[[ Source material, beginning ]]

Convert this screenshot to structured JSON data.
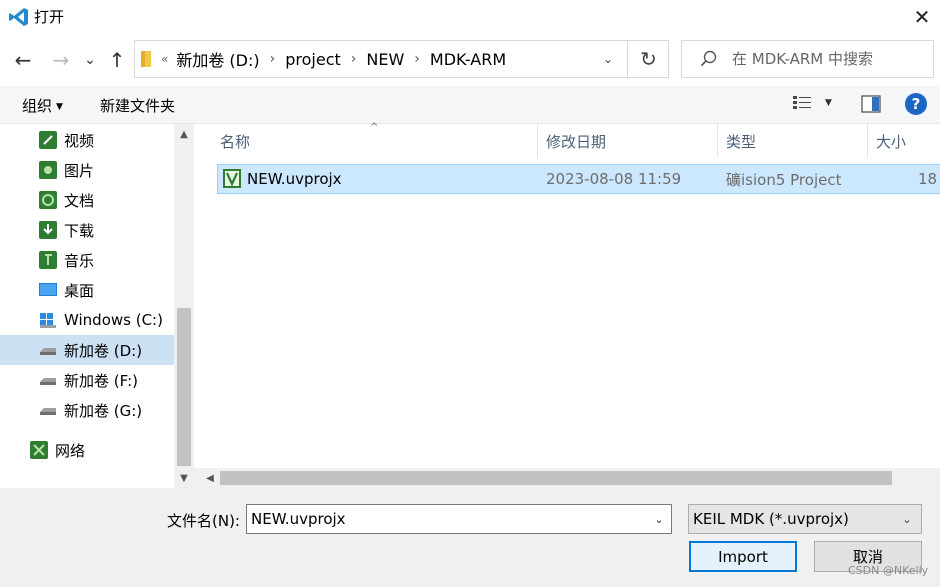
{
  "window": {
    "title": "打开",
    "close_glyph": "✕"
  },
  "nav": {
    "back_glyph": "←",
    "forward_glyph": "→",
    "recent_glyph": "⌄",
    "up_glyph": "↑",
    "refresh_glyph": "↻"
  },
  "address": {
    "chevron": "«",
    "crumbs": [
      "新加卷 (D:)",
      "project",
      "NEW",
      "MDK-ARM"
    ],
    "separator": "›",
    "dropdown_glyph": "⌄"
  },
  "search": {
    "placeholder": "在 MDK-ARM 中搜索"
  },
  "toolbar": {
    "organize": "组织",
    "organize_caret": "▼",
    "new_folder": "新建文件夹",
    "view_caret": "▼",
    "help": "?"
  },
  "sidebar": {
    "items": [
      {
        "label": "视频",
        "icon": "video-icon"
      },
      {
        "label": "图片",
        "icon": "pictures-icon"
      },
      {
        "label": "文档",
        "icon": "documents-icon"
      },
      {
        "label": "下载",
        "icon": "downloads-icon"
      },
      {
        "label": "音乐",
        "icon": "music-icon"
      },
      {
        "label": "桌面",
        "icon": "desktop-icon"
      },
      {
        "label": "Windows (C:)",
        "icon": "windows-drive-icon"
      },
      {
        "label": "新加卷 (D:)",
        "icon": "drive-icon",
        "selected": true
      },
      {
        "label": "新加卷 (F:)",
        "icon": "drive-icon"
      },
      {
        "label": "新加卷 (G:)",
        "icon": "drive-icon"
      },
      {
        "label": "网络",
        "icon": "network-icon"
      }
    ],
    "scroll_up": "▲",
    "scroll_down": "▼"
  },
  "file_list": {
    "columns": [
      "名称",
      "修改日期",
      "类型",
      "大小"
    ],
    "sort_glyph": "^",
    "rows": [
      {
        "name": "NEW.uvprojx",
        "modified": "2023-08-08 11:59",
        "type": "礦ision5 Project",
        "size": "18"
      }
    ],
    "scroll_left": "◀"
  },
  "footer": {
    "filename_label": "文件名(N):",
    "filename_value": "NEW.uvprojx",
    "filetype_value": "KEIL MDK (*.uvprojx)",
    "dropdown_glyph": "⌄",
    "import_button": "Import",
    "cancel_button": "取消",
    "watermark": "CSDN @NKelly"
  },
  "colors": {
    "accent": "#0078d7",
    "selection": "#cce8ff",
    "nav_selection": "#cce1f4",
    "help_blue": "#1b65c8",
    "icon_green": "#3a9a3a"
  }
}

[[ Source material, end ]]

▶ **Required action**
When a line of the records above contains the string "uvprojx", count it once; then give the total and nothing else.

▶ **Response to this exercise**
3